• WHAT THE TASK REQUIRES: The response must contain every record, repeated exactly.

• GIVEN DATA:
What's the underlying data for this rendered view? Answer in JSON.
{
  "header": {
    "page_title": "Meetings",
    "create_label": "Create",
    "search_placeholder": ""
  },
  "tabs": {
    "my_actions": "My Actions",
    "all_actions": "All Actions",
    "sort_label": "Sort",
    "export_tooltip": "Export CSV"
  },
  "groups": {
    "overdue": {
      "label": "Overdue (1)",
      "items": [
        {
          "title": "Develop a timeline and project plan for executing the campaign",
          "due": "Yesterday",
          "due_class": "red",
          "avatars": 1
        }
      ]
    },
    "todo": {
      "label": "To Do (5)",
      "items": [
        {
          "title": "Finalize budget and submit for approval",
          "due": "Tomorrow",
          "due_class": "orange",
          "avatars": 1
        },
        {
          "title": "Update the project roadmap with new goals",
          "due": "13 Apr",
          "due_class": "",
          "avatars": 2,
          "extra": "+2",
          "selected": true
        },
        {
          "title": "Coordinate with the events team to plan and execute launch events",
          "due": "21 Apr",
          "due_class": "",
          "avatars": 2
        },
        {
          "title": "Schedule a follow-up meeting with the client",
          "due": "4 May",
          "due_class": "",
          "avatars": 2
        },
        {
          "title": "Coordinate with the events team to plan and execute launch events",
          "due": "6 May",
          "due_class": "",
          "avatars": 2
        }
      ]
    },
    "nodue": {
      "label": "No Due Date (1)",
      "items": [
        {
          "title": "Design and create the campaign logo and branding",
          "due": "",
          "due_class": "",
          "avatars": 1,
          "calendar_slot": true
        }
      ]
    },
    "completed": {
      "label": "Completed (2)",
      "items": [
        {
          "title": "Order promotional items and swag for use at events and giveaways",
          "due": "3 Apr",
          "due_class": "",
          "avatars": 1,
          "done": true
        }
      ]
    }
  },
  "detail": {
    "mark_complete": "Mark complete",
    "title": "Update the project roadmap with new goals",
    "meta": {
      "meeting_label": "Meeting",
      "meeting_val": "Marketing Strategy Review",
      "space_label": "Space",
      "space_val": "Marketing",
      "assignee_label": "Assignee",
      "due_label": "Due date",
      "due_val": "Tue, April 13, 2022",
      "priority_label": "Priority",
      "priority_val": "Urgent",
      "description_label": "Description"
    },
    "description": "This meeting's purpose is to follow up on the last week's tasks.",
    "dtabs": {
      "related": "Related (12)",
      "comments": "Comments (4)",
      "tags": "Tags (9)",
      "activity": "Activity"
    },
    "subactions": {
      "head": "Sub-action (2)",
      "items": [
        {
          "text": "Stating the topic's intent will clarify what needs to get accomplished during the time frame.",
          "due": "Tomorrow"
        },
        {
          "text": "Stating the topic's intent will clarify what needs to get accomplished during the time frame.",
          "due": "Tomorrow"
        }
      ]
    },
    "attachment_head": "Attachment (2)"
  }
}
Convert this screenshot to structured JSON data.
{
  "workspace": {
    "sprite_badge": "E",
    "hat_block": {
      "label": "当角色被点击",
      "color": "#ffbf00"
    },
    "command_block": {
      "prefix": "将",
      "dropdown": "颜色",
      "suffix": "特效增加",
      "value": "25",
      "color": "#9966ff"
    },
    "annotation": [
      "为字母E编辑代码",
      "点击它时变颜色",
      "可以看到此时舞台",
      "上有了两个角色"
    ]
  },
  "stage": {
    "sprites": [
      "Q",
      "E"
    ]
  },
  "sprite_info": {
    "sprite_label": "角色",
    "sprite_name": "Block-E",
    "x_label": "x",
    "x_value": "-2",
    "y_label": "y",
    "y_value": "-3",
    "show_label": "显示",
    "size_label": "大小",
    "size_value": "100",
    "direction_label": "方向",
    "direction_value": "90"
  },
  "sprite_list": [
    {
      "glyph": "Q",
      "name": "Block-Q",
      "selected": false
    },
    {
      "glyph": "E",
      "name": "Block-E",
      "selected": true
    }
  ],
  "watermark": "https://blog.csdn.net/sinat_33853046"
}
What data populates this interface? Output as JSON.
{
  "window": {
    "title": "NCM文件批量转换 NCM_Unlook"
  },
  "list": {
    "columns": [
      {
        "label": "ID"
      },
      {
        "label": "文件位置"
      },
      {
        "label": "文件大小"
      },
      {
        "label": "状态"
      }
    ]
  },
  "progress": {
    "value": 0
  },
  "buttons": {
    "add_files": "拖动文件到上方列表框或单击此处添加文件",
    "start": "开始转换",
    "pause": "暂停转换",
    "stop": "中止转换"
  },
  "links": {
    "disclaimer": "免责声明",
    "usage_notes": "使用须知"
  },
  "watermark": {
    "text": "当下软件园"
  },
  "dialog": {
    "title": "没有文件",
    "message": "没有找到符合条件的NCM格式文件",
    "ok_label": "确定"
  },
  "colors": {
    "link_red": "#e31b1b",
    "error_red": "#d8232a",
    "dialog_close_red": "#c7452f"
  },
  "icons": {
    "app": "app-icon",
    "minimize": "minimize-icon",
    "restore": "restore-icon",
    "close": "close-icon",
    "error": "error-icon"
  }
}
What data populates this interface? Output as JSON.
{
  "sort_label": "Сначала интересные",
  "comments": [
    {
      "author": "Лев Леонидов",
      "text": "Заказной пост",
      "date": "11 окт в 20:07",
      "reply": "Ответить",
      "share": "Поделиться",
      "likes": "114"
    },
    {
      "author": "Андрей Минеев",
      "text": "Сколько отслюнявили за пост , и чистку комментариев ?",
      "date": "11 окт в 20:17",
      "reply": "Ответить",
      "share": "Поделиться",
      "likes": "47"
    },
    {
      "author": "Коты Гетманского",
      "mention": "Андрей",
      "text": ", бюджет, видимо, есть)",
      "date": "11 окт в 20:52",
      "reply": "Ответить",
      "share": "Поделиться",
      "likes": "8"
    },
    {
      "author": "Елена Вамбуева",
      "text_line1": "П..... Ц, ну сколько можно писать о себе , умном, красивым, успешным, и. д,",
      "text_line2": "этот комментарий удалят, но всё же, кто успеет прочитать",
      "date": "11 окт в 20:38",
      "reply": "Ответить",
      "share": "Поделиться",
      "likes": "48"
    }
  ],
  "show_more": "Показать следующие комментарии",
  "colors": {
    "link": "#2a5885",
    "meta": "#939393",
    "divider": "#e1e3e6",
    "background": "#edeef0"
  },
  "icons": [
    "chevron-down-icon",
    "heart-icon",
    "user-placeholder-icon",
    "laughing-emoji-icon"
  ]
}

• THE COMPLETED TASK:
What's the underlying data for this rendered view? Answer in JSON.
{
  "header": {
    "page_title": "Meetings",
    "create_label": "Create",
    "search_placeholder": ""
  },
  "tabs": {
    "my_actions": "My Actions",
    "all_actions": "All Actions",
    "sort_label": "Sort",
    "export_tooltip": "Export CSV"
  },
  "groups": {
    "overdue": {
      "label": "Overdue (1)",
      "items": [
        {
          "title": "Develop a timeline and project plan for executing the campaign",
          "due": "Yesterday",
          "due_class": "red",
          "avatars": 1
        }
      ]
    },
    "todo": {
      "label": "To Do (5)",
      "items": [
        {
          "title": "Finalize budget and submit for approval",
          "due": "Tomorrow",
          "due_class": "orange",
          "avatars": 1
        },
        {
          "title": "Update the project roadmap with new goals",
          "due": "13 Apr",
          "due_class": "",
          "avatars": 2,
          "extra": "+2",
          "selected": true
        },
        {
          "title": "Coordinate with the events team to plan and execute launch events",
          "due": "21 Apr",
          "due_class": "",
          "avatars": 2
        },
        {
          "title": "Schedule a follow-up meeting with the client",
          "due": "4 May",
          "due_class": "",
          "avatars": 2
        },
        {
          "title": "Coordinate with the events team to plan and execute launch events",
          "due": "6 May",
          "due_class": "",
          "avatars": 2
        }
      ]
    },
    "nodue": {
      "label": "No Due Date (1)",
      "items": [
        {
          "title": "Design and create the campaign logo and branding",
          "due": "",
          "due_class": "",
          "avatars": 1,
          "calendar_slot": true
        }
      ]
    },
    "completed": {
      "label": "Completed (2)",
      "items": [
        {
          "title": "Order promotional items and swag for use at events and giveaways",
          "due": "3 Apr",
          "due_class": "",
          "avatars": 1,
          "done": true
        }
      ]
    }
  },
  "detail": {
    "mark_complete": "Mark complete",
    "title": "Update the project roadmap with new goals",
    "meta": {
      "meeting_label": "Meeting",
      "meeting_val": "Marketing Strategy Review",
      "space_label": "Space",
      "space_val": "Marketing",
      "assignee_label": "Assignee",
      "due_label": "Due date",
      "due_val": "Tue, April 13, 2022",
      "priority_label": "Priority",
      "priority_val": "Urgent",
      "description_label": "Description"
    },
    "description": "This meeting's purpose is to follow up on the last week's tasks.",
    "dtabs": {
      "related": "Related (12)",
      "comments": "Comments (4)",
      "tags": "Tags (9)",
      "activity": "Activity"
    },
    "subactions": {
      "head": "Sub-action (2)",
      "items": [
        {
          "text": "Stating the topic's intent will clarify what needs to get accomplished during the time frame.",
          "due": "Tomorrow"
        },
        {
          "text": "Stating the topic's intent will clarify what needs to get accomplished during the time frame.",
          "due": "Tomorrow"
        }
      ]
    },
    "attachment_head": "Attachment (2)"
  }
}
Convert this screenshot to structured JSON data.
{
  "workspace": {
    "sprite_badge": "E",
    "hat_block": {
      "label": "当角色被点击",
      "color": "#ffbf00"
    },
    "command_block": {
      "prefix": "将",
      "dropdown": "颜色",
      "suffix": "特效增加",
      "value": "25",
      "color": "#9966ff"
    },
    "annotation": [
      "为字母E编辑代码",
      "点击它时变颜色",
      "可以看到此时舞台",
      "上有了两个角色"
    ]
  },
  "stage": {
    "sprites": [
      "Q",
      "E"
    ]
  },
  "sprite_info": {
    "sprite_label": "角色",
    "sprite_name": "Block-E",
    "x_label": "x",
    "x_value": "-2",
    "y_label": "y",
    "y_value": "-3",
    "show_label": "显示",
    "size_label": "大小",
    "size_value": "100",
    "direction_label": "方向",
    "direction_value": "90"
  },
  "sprite_list": [
    {
      "glyph": "Q",
      "name": "Block-Q",
      "selected": false
    },
    {
      "glyph": "E",
      "name": "Block-E",
      "selected": true
    }
  ],
  "watermark": "https://blog.csdn.net/sinat_33853046"
}
What data populates this interface? Output as JSON.
{
  "window": {
    "title": "NCM文件批量转换 NCM_Unlook"
  },
  "list": {
    "columns": [
      {
        "label": "ID"
      },
      {
        "label": "文件位置"
      },
      {
        "label": "文件大小"
      },
      {
        "label": "状态"
      }
    ]
  },
  "progress": {
    "value": 0
  },
  "buttons": {
    "add_files": "拖动文件到上方列表框或单击此处添加文件",
    "start": "开始转换",
    "pause": "暂停转换",
    "stop": "中止转换"
  },
  "links": {
    "disclaimer": "免责声明",
    "usage_notes": "使用须知"
  },
  "watermark": {
    "text": "当下软件园"
  },
  "dialog": {
    "title": "没有文件",
    "message": "没有找到符合条件的NCM格式文件",
    "ok_label": "确定"
  },
  "colors": {
    "link_red": "#e31b1b",
    "error_red": "#d8232a",
    "dialog_close_red": "#c7452f"
  },
  "icons": {
    "app": "app-icon",
    "minimize": "minimize-icon",
    "restore": "restore-icon",
    "close": "close-icon",
    "error": "error-icon"
  }
}
What data populates this interface? Output as JSON.
{
  "sort_label": "Сначала интересные",
  "comments": [
    {
      "author": "Лев Леонидов",
      "text": "Заказной пост",
      "date": "11 окт в 20:07",
      "reply": "Ответить",
      "share": "Поделиться",
      "likes": "114"
    },
    {
      "author": "Андрей Минеев",
      "text": "Сколько отслюнявили за пост , и чистку комментариев ?",
      "date": "11 окт в 20:17",
      "reply": "Ответить",
      "share": "Поделиться",
      "likes": "47"
    },
    {
      "author": "Коты Гетманского",
      "mention": "Андрей",
      "text": ", бюджет, видимо, есть)",
      "date": "11 окт в 20:52",
      "reply": "Ответить",
      "share": "Поделиться",
      "likes": "8"
    },
    {
      "author": "Елена Вамбуева",
      "text_line1": "П..... Ц, ну сколько можно писать о себе , умном, красивым, успешным, и. д,",
      "text_line2": "этот комментарий удалят, но всё же, кто успеет прочитать",
      "date": "11 окт в 20:38",
      "reply": "Ответить",
      "share": "Поделиться",
      "likes": "48"
    }
  ],
  "show_more": "Показать следующие комментарии",
  "colors": {
    "link": "#2a5885",
    "meta": "#939393",
    "divider": "#e1e3e6",
    "background": "#edeef0"
  },
  "icons": [
    "chevron-down-icon",
    "heart-icon",
    "user-placeholder-icon",
    "laughing-emoji-icon"
  ]
}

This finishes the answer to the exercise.